-------- RECORDS PROVIDED
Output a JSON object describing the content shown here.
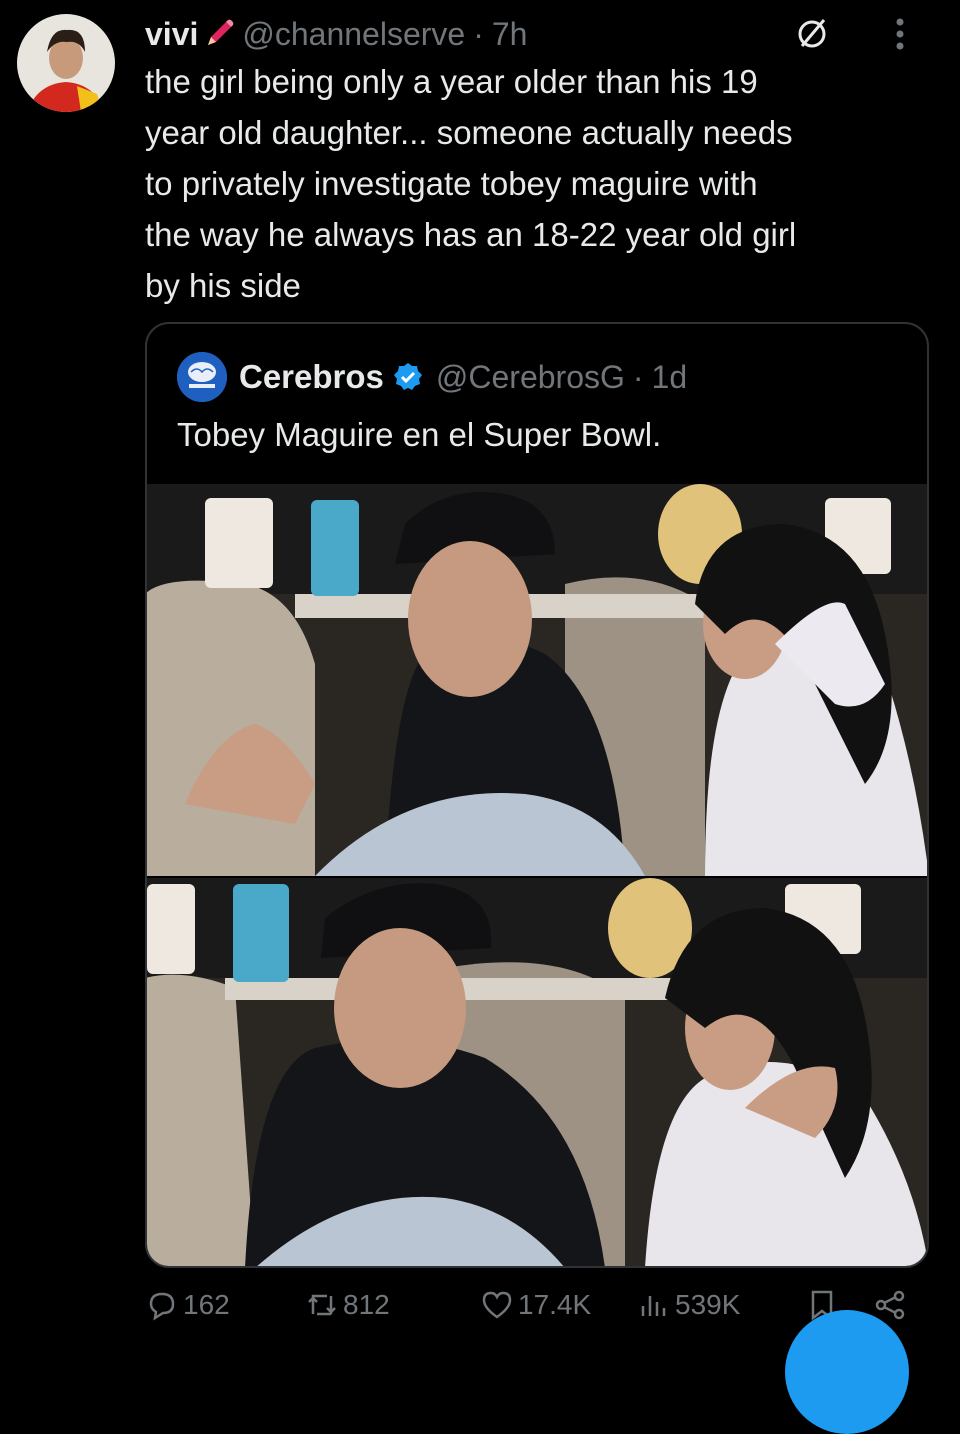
{
  "tweet": {
    "author_name": "vivi",
    "handle": "@channelserve",
    "separator": "·",
    "time": "7h",
    "text": "the girl being only a year older than his 19\nyear old daughter... someone actually needs\nto privately investigate tobey maguire with\nthe way he always has an 18-22 year old girl\nby his side"
  },
  "quoted": {
    "author_name": "Cerebros",
    "handle": "@CerebrosG",
    "separator": "·",
    "time": "1d",
    "text": "Tobey Maguire en el Super Bowl."
  },
  "actions": {
    "replies": "162",
    "reposts": "812",
    "likes": "17.4K",
    "views": "539K"
  },
  "colors": {
    "background": "#000000",
    "text": "#e7e9ea",
    "muted": "#71767b",
    "accent": "#1d9bf0",
    "border": "#2f3336"
  },
  "icons": [
    "pencil-icon",
    "slash-circle-icon",
    "more-icon",
    "verified-icon",
    "reply-icon",
    "repost-icon",
    "like-icon",
    "views-icon",
    "bookmark-icon",
    "share-icon"
  ]
}
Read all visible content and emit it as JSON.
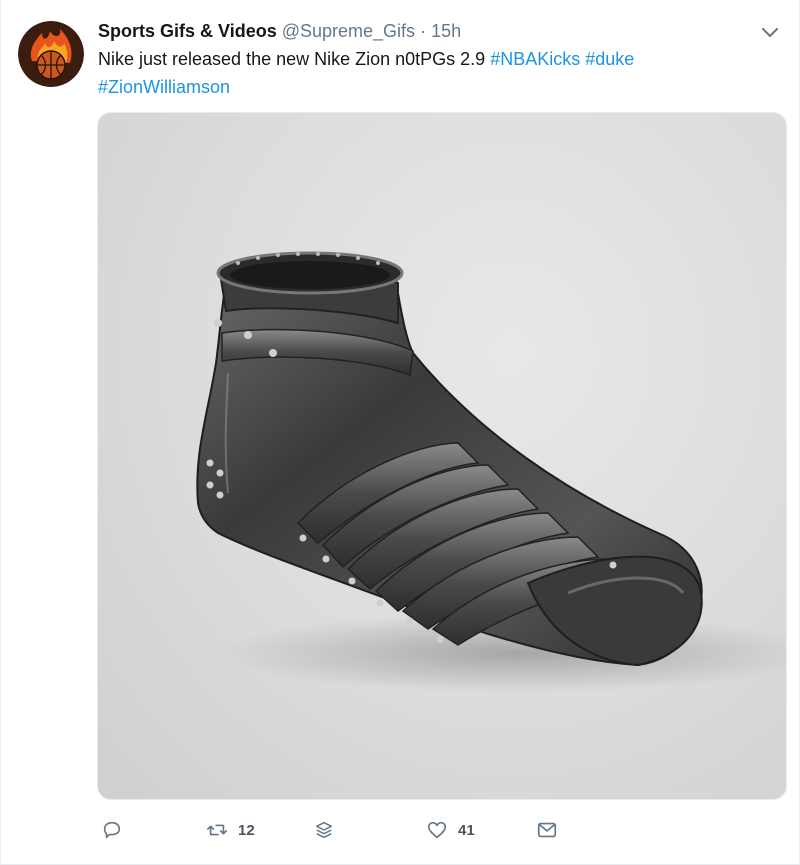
{
  "tweet": {
    "author_name": "Sports Gifs & Videos",
    "handle": "@Supreme_Gifs",
    "separator": "·",
    "time": "15h",
    "text_plain": "Nike just released the new Nike Zion n0tPGs 2.9",
    "hashtags": [
      "#NBAKicks",
      "#duke",
      "#ZionWilliamson"
    ],
    "icons": {
      "avatar": "basketball-fire-avatar",
      "caret": "chevron-down-icon",
      "media": "armor-shoe-photo"
    }
  },
  "actions": {
    "reply": {
      "icon": "reply-icon",
      "count": ""
    },
    "retweet": {
      "icon": "retweet-icon",
      "count": "12"
    },
    "stack": {
      "icon": "layers-icon",
      "count": ""
    },
    "like": {
      "icon": "heart-icon",
      "count": "41"
    },
    "message": {
      "icon": "envelope-icon",
      "count": ""
    }
  },
  "colors": {
    "link": "#1b95e0",
    "muted": "#657786",
    "text": "#14171a",
    "border": "#e6ecf0"
  }
}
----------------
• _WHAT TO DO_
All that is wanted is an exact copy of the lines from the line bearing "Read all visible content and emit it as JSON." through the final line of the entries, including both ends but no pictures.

• _THE ANSWER_
Read all visible content and emit it as JSON.
{
  "tweet": {
    "author_name": "Sports Gifs & Videos",
    "handle": "@Supreme_Gifs",
    "separator": "·",
    "time": "15h",
    "text_plain": "Nike just released the new Nike Zion n0tPGs 2.9",
    "hashtags": [
      "#NBAKicks",
      "#duke",
      "#ZionWilliamson"
    ],
    "icons": {
      "avatar": "basketball-fire-avatar",
      "caret": "chevron-down-icon",
      "media": "armor-shoe-photo"
    }
  },
  "actions": {
    "reply": {
      "icon": "reply-icon",
      "count": ""
    },
    "retweet": {
      "icon": "retweet-icon",
      "count": "12"
    },
    "stack": {
      "icon": "layers-icon",
      "count": ""
    },
    "like": {
      "icon": "heart-icon",
      "count": "41"
    },
    "message": {
      "icon": "envelope-icon",
      "count": ""
    }
  },
  "colors": {
    "link": "#1b95e0",
    "muted": "#657786",
    "text": "#14171a",
    "border": "#e6ecf0"
  }
}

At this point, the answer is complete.